Gather each line of the entries below that includes "time".

● Given data

■ ■ ■ ■

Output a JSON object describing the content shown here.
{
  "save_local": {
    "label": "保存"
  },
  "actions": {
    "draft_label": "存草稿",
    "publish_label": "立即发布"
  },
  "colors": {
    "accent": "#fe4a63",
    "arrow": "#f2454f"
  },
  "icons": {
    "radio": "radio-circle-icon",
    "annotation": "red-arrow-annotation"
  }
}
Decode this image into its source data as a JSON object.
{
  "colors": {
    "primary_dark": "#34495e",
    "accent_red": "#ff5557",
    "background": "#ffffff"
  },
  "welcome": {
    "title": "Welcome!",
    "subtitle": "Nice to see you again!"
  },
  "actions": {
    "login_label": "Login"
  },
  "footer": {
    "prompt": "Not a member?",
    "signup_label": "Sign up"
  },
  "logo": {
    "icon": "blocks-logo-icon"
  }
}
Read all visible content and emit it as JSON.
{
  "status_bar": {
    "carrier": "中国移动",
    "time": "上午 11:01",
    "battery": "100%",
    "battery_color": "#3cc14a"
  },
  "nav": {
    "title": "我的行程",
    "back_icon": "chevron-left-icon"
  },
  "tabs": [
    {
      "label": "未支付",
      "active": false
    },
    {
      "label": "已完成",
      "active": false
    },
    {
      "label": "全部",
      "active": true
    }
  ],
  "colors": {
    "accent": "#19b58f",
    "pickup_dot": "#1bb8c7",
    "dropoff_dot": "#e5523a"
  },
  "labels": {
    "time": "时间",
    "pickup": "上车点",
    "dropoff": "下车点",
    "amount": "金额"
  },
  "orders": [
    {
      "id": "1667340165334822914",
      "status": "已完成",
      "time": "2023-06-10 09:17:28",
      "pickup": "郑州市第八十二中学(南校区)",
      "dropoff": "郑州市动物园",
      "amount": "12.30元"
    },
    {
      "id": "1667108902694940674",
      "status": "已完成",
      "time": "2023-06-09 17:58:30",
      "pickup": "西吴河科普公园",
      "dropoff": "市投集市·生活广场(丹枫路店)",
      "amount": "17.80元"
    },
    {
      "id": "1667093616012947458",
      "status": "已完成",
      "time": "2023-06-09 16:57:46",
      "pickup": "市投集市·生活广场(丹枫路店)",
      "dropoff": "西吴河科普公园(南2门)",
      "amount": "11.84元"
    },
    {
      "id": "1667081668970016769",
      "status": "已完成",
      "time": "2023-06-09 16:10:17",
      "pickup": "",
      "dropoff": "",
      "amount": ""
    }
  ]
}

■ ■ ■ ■

● Response area
    "time": "上午 11:01",
    "time": "时间",
      "time": "2023-06-10 09:17:28",
      "time": "2023-06-09 17:58:30",
      "time": "2023-06-09 16:57:46",
      "time": "2023-06-09 16:10:17",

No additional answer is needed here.